Smart Technology and Energy Efficiency: Helping reduce the impact of rising energy costs in commercial and residential premises 2023

Small man sat on large pound coins

Inflation in 2022 has been around the 10% threshold for several months now, with CPIH – the Consumer Prices Index plus Housing – standing at 9.3% for the 12 months to November, a slight decrease from 9.6% in October.

CPIH tracks the cost of physical goods like food, alcohol, furniture and clothing, but with the addition of owner-occupier housing expenses such as fuel and energy costs.

Although it’s a measure of residential rather than business electricity prices, it’s a good rule of thumb to see how energy has contributed to the cost of living – and how that’s likely to continue in 2023.

How much have energy prices contributed to the cost of living?

In the year to November 2022, the two biggest contributors to CPIH were food & non-alcoholic beverages (+16.5%) and housing & household services (+11.7%), the latter of which includes gas, electricity and other fuels.

Without including food, energy, alcohol or tobacco, the headline rate of CPIH falls to 5.7% instead of 9.3% overall.

From January 2023, Ofgem’s cap on the electricity price per unit of energy is set to take the average annual household bill from £3,549 to £4,279. Not counting any subsidies from the government’s energy price guarantee scheme, that’s an increase of 20% to greet the New Year.

How much energy could homes and businesses save with smart tech?

It’s hard to put an exact figure on the potential savings of an energy-efficient smart home or improvements in business energy efficiency.

As an example, in June 2022 the Local Government Association estimated that poorly insulated lofts are leaking £770 million worth of heat each year, equivalent to £250 per home.

This has knock-on effects, as the NHS spends about half a billion pounds each year treating health problems arising from cold homes.

Summer 2022 also marked a decade since the Carbon Trust published a report, in which it estimated improvements in commercial building energy performance could save 10% just using “low and no-cost actions”.

How can smart technology increase energy efficiency?

Smart technology is all about increasing energy efficiency, cutting costs, reducing carbon and improving convenience – a real win-win on all counts.

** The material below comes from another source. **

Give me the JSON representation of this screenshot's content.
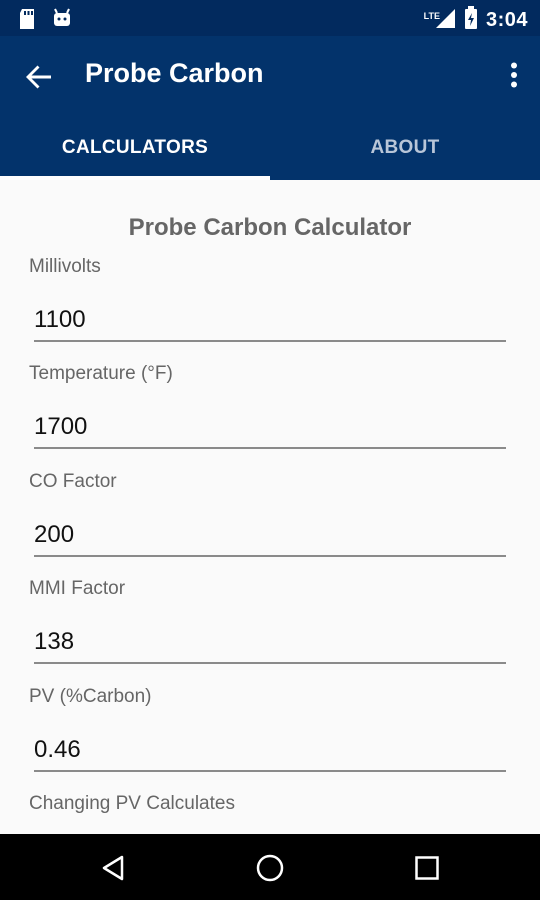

That can be by automatically adjusting lighting and thermostats in response to atmospheric conditions, switching off utilities when rooms and premises are not occupied, and enabling remote access to building management systems via the internet.

Without any major changes to how the building is used, this can deliver significant savings on energy consumption without simply making the premises colder or darker.

Implementing smart technology in your home and businesses

Intecho’s smart technology consultants can implement building control systems and sensors to give you seamless management of your new smart tech devices, including lighting, heating and air conditioning.

Automated sensors can deliver immediate energy and cost savings, without any manual intervention required to keep them working efficiently.

If you’d prefer manual control, then a combination of dedicated control panels, online dashboards and smartphone apps can all give you easy, intuitive access to adjust your settings from in the room, or anywhere in the world.

Can smart technology provide an energy efficiency ROI?

Yes. The Carbon Trust estimates that a 20% reduction in energy usage is equivalent to a 5% increase in sales for the average business.

To find out more about the ROI case for smart technology, or to enquire about how smart tech can help your business, call Intecho today and we’ll be happy to talk you through the options.